**Listed records:**
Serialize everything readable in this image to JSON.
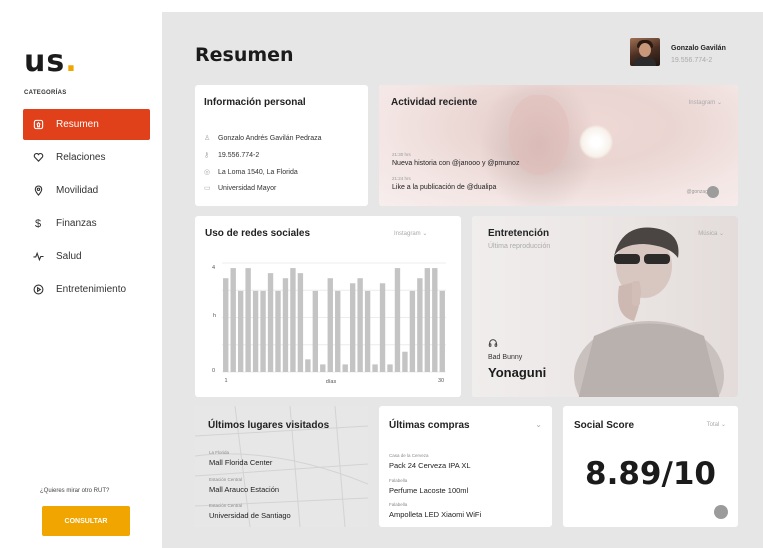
{
  "app": {
    "logo": "us",
    "logo_dot": "."
  },
  "sidebar": {
    "section_label": "CATEGORÍAS",
    "items": [
      {
        "label": "Resumen",
        "icon": "home-icon",
        "active": true
      },
      {
        "label": "Relaciones",
        "icon": "heart-icon",
        "active": false
      },
      {
        "label": "Movilidad",
        "icon": "location-pin-icon",
        "active": false
      },
      {
        "label": "Finanzas",
        "icon": "dollar-icon",
        "active": false
      },
      {
        "label": "Salud",
        "icon": "pulse-icon",
        "active": false
      },
      {
        "label": "Entretenimiento",
        "icon": "play-icon",
        "active": false
      }
    ],
    "rut_question": "¿Quieres mirar otro RUT?",
    "consult_label": "CONSULTAR"
  },
  "header": {
    "title": "Resumen",
    "user_name": "Gonzalo Gavilán",
    "user_rut": "19.556.774-2"
  },
  "personal": {
    "title": "Información personal",
    "rows": [
      {
        "icon": "user-icon",
        "text": "Gonzalo Andrés Gavilán Pedraza"
      },
      {
        "icon": "key-icon",
        "text": "19.556.774-2"
      },
      {
        "icon": "location-pin-icon",
        "text": "La Loma 1540, La Florida"
      },
      {
        "icon": "briefcase-icon",
        "text": "Universidad Mayor"
      }
    ]
  },
  "activity": {
    "title": "Actividad reciente",
    "dropdown": "Instagram",
    "items": [
      {
        "time": "21:30 hrs",
        "text": "Nueva historia con @janooo y @pmunoz"
      },
      {
        "time": "21:24 hrs",
        "text": "Like a la publicación de @dualipa"
      }
    ],
    "handle": "@gonzag"
  },
  "social": {
    "title": "Uso de redes sociales",
    "dropdown": "Instagram"
  },
  "chart_data": {
    "type": "bar",
    "xlabel": "días",
    "ylabel": "h",
    "x_ticks": [
      "1",
      "30"
    ],
    "y_ticks": [
      "0",
      "4"
    ],
    "ylim": [
      0,
      4.3
    ],
    "values": [
      3.7,
      4.1,
      3.2,
      4.1,
      3.2,
      3.2,
      3.9,
      3.2,
      3.7,
      4.1,
      3.9,
      0.5,
      3.2,
      0.3,
      3.7,
      3.2,
      0.3,
      3.5,
      3.7,
      3.2,
      0.3,
      3.5,
      0.3,
      4.1,
      0.8,
      3.2,
      3.7,
      4.1,
      4.1,
      3.2
    ]
  },
  "entertainment": {
    "title": "Entretención",
    "subtitle": "Última reproducción",
    "dropdown": "Música",
    "artist": "Bad Bunny",
    "song": "Yonaguni"
  },
  "places": {
    "title": "Últimos lugares visitados",
    "items": [
      {
        "city": "La Florida",
        "name": "Mall Florida Center"
      },
      {
        "city": "Estación Central",
        "name": "Mall Arauco Estación"
      },
      {
        "city": "Estación Central",
        "name": "Universidad de Santiago"
      }
    ]
  },
  "purchases": {
    "title": "Últimas compras",
    "items": [
      {
        "store": "Casa de la Cerveza",
        "name": "Pack 24 Cerveza IPA XL"
      },
      {
        "store": "Falabella",
        "name": "Perfume Lacoste 100ml"
      },
      {
        "store": "Falabella",
        "name": "Ampolleta LED Xiaomi WiFi"
      }
    ]
  },
  "score": {
    "title": "Social Score",
    "dropdown": "Total",
    "value": "8.89/10"
  },
  "colors": {
    "accent": "#e0411b",
    "button": "#f0a500",
    "background": "#e6e6e6"
  }
}
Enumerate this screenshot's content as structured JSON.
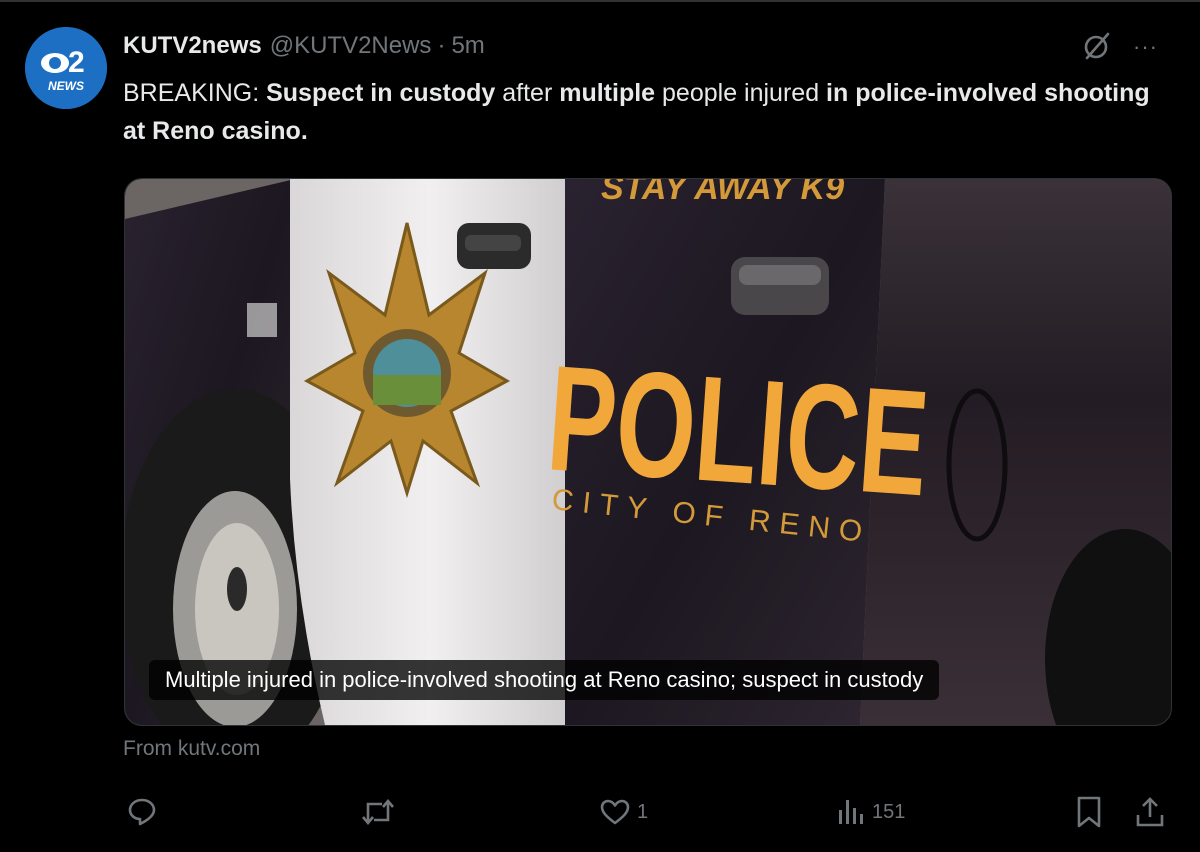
{
  "tweet": {
    "display_name": "KUTV2news",
    "handle": "@KUTV2News",
    "separator": "·",
    "time": "5m",
    "text_parts": [
      {
        "t": "BREAKING: ",
        "bold": false
      },
      {
        "t": "Suspect in custody",
        "bold": true
      },
      {
        "t": " after ",
        "bold": false
      },
      {
        "t": "multiple",
        "bold": true
      },
      {
        "t": " people injured ",
        "bold": false
      },
      {
        "t": "in police-involved shooting at Reno casino.",
        "bold": true
      }
    ],
    "more_label": "···"
  },
  "avatar": {
    "logo_number": "2",
    "logo_word": "NEWS"
  },
  "media": {
    "caption": "Multiple injured in police-involved shooting at Reno casino; suspect in custody",
    "vehicle_text_main": "POLICE",
    "vehicle_text_sub": "CITY OF RENO",
    "vehicle_text_top": "STAY AWAY K9"
  },
  "source_label": "From kutv.com",
  "actions": {
    "reply_count": "",
    "repost_count": "",
    "like_count": "1",
    "views_count": "151"
  },
  "colors": {
    "background": "#000000",
    "text": "#e7e9ea",
    "muted": "#71767b",
    "accent_blue": "#1d6fc4",
    "police_gold": "#f2a73a"
  }
}
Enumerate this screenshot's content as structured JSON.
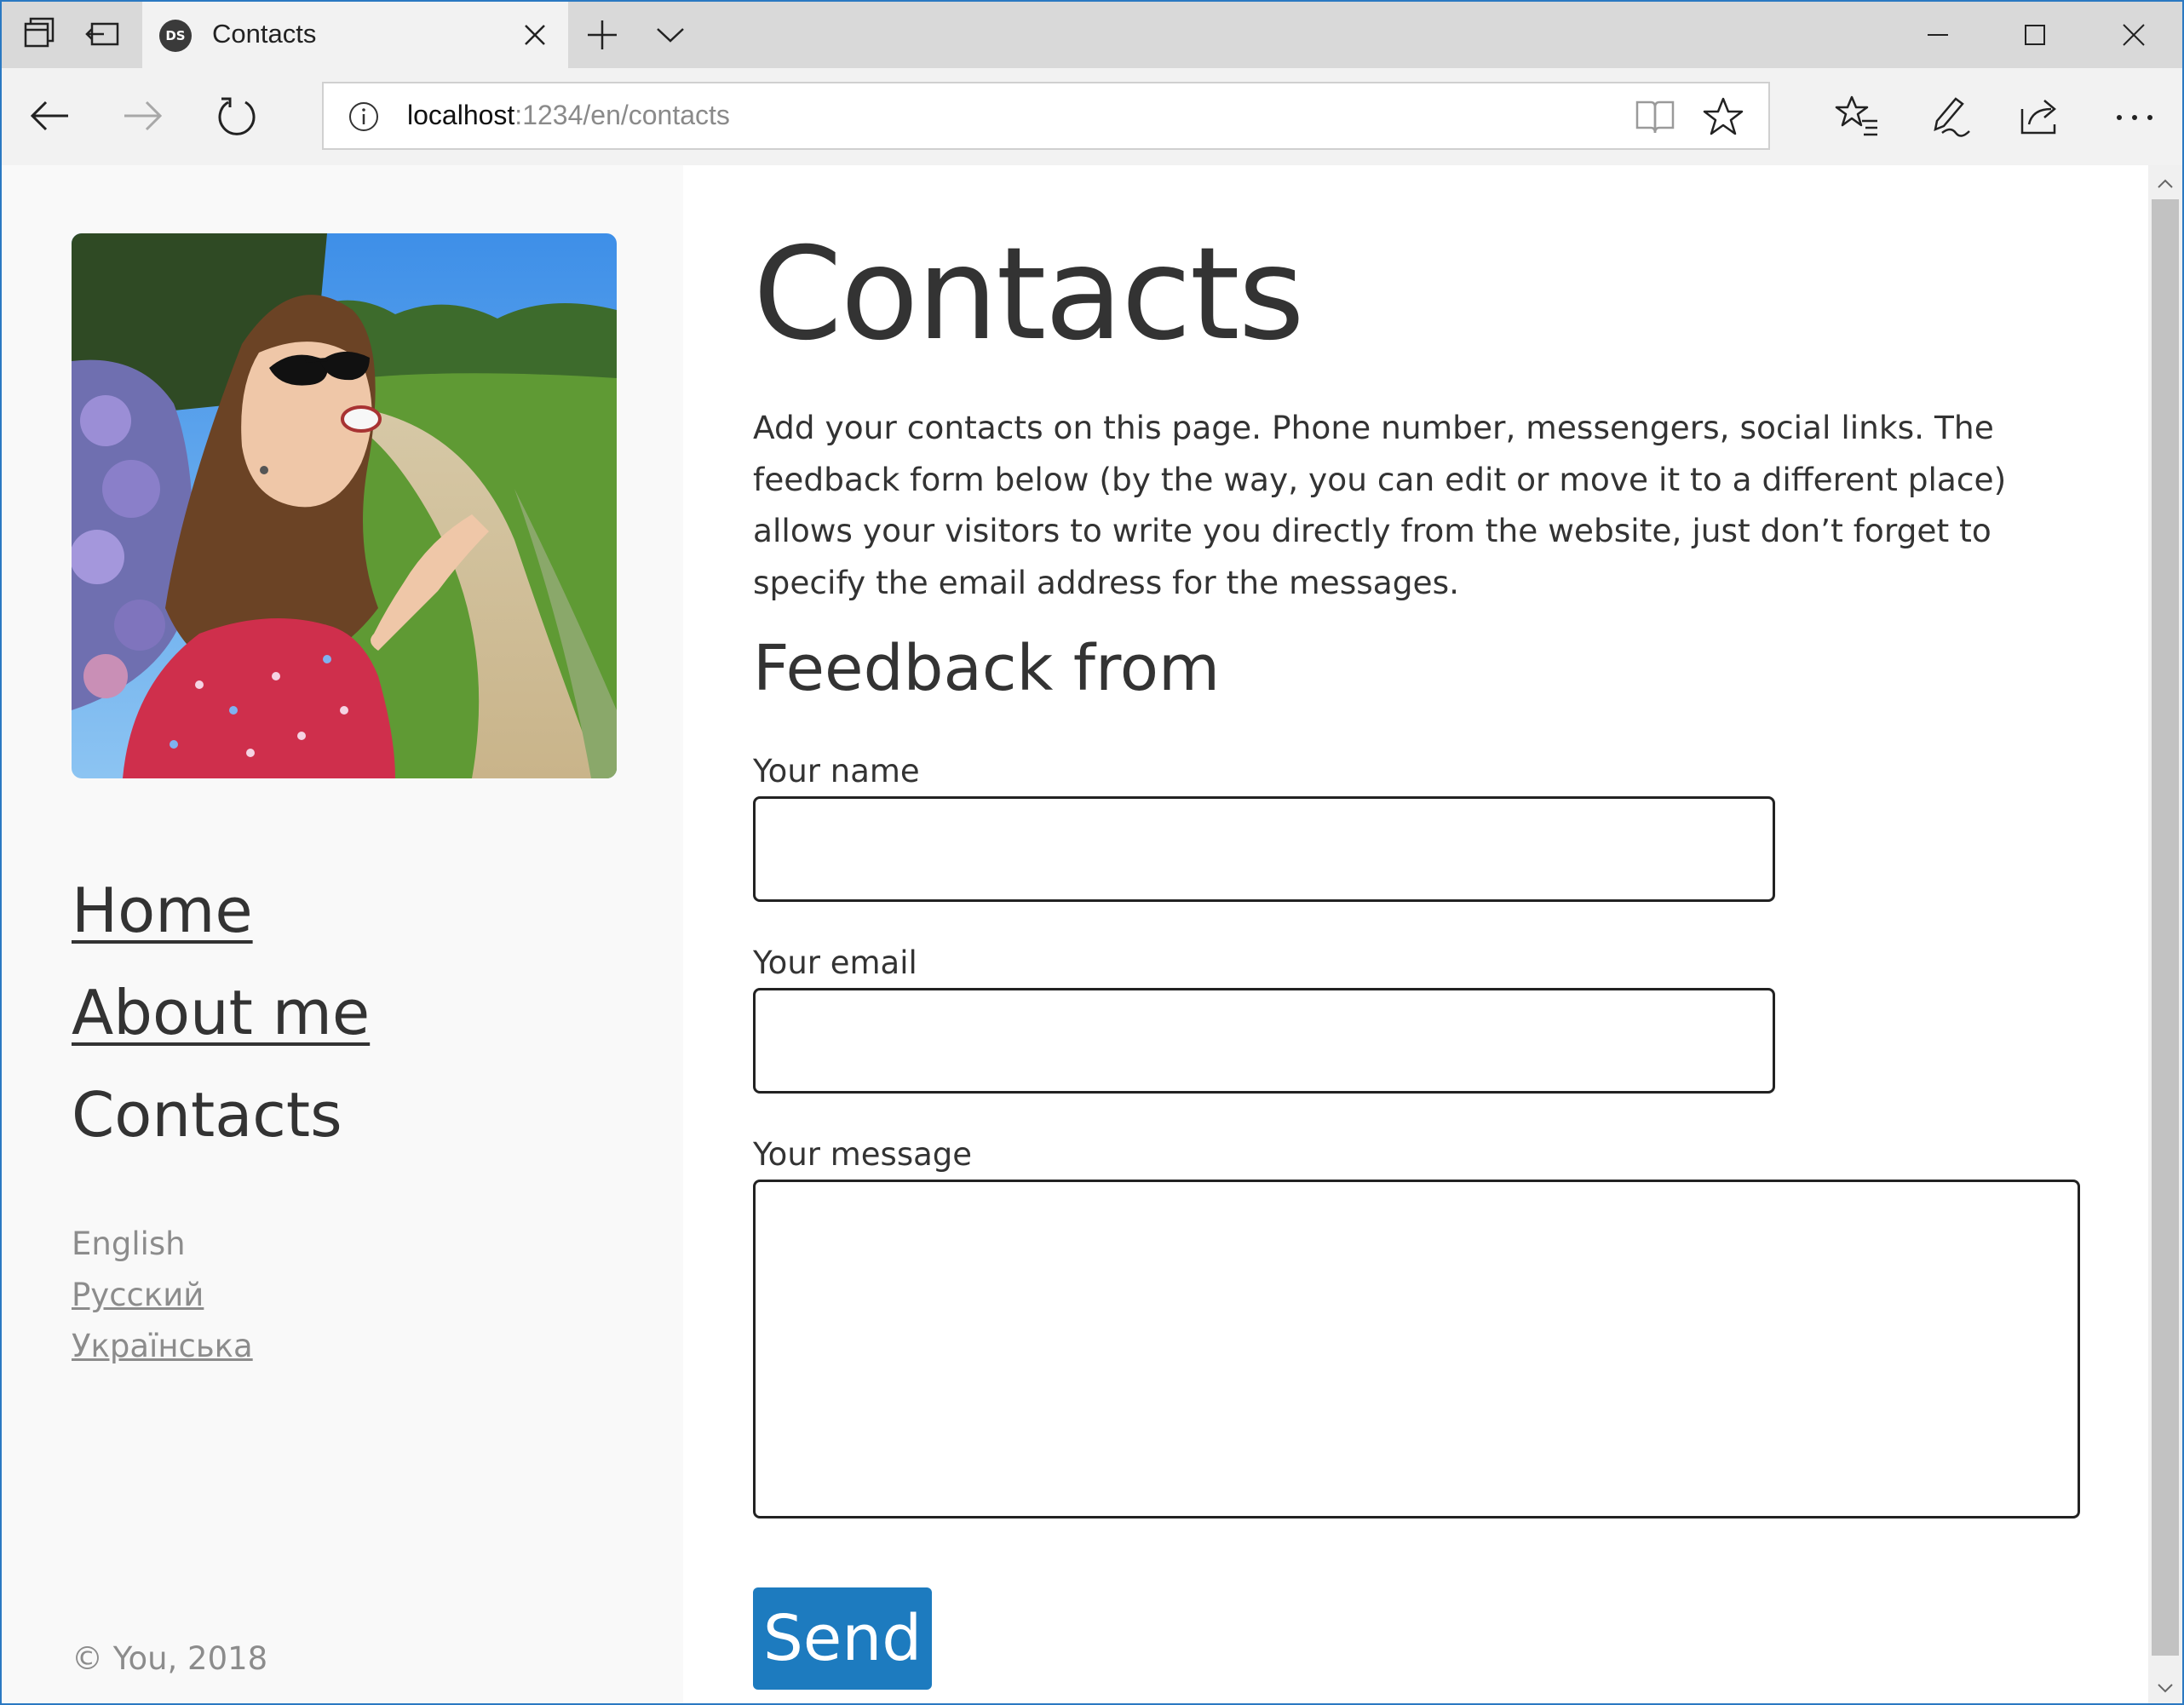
{
  "browser": {
    "tab_title": "Contacts",
    "tab_favicon": "DS",
    "url_host": "localhost",
    "url_path": ":1234/en/contacts"
  },
  "icons": {
    "tab_actions": [
      "tab-preview-icon",
      "set-aside-tabs-icon"
    ],
    "nav": [
      "back-arrow-icon",
      "forward-arrow-icon",
      "refresh-icon"
    ],
    "address_bar": [
      "info-icon",
      "reading-view-icon",
      "favorite-star-icon"
    ],
    "toolbar": [
      "favorites-hub-icon",
      "web-note-icon",
      "share-icon",
      "more-icon"
    ],
    "window": [
      "minimize-icon",
      "maximize-icon",
      "close-icon"
    ]
  },
  "sidebar": {
    "nav": [
      {
        "label": "Home",
        "current": false
      },
      {
        "label": "About me",
        "current": false
      },
      {
        "label": "Contacts",
        "current": true
      }
    ],
    "languages": [
      {
        "label": "English",
        "current": true
      },
      {
        "label": "Русский",
        "current": false
      },
      {
        "label": "Українська",
        "current": false
      }
    ],
    "copyright": "© You, 2018"
  },
  "main": {
    "title": "Contacts",
    "intro": "Add your contacts on this page. Phone number, messengers, social links. The feedback form below (by the way, you can edit or move it to a different place) allows your visitors to write you directly from the website, just don’t forget to specify the email address for the messages.",
    "form_title": "Feedback from",
    "fields": {
      "name_label": "Your name",
      "name_value": "",
      "email_label": "Your email",
      "email_value": "",
      "message_label": "Your message",
      "message_value": ""
    },
    "send_label": "Send"
  },
  "colors": {
    "accent": "#1d7bbf",
    "sidebar_bg": "#f9f9f9",
    "text": "#333333",
    "muted": "#8c8c8c",
    "chrome_border": "#2b79c2"
  }
}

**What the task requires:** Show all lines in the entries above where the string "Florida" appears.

**Response for this exercise:**
        "text": "La Loma 1540, La Florida"
        "city": "La Florida",
        "name": "Mall Florida Center"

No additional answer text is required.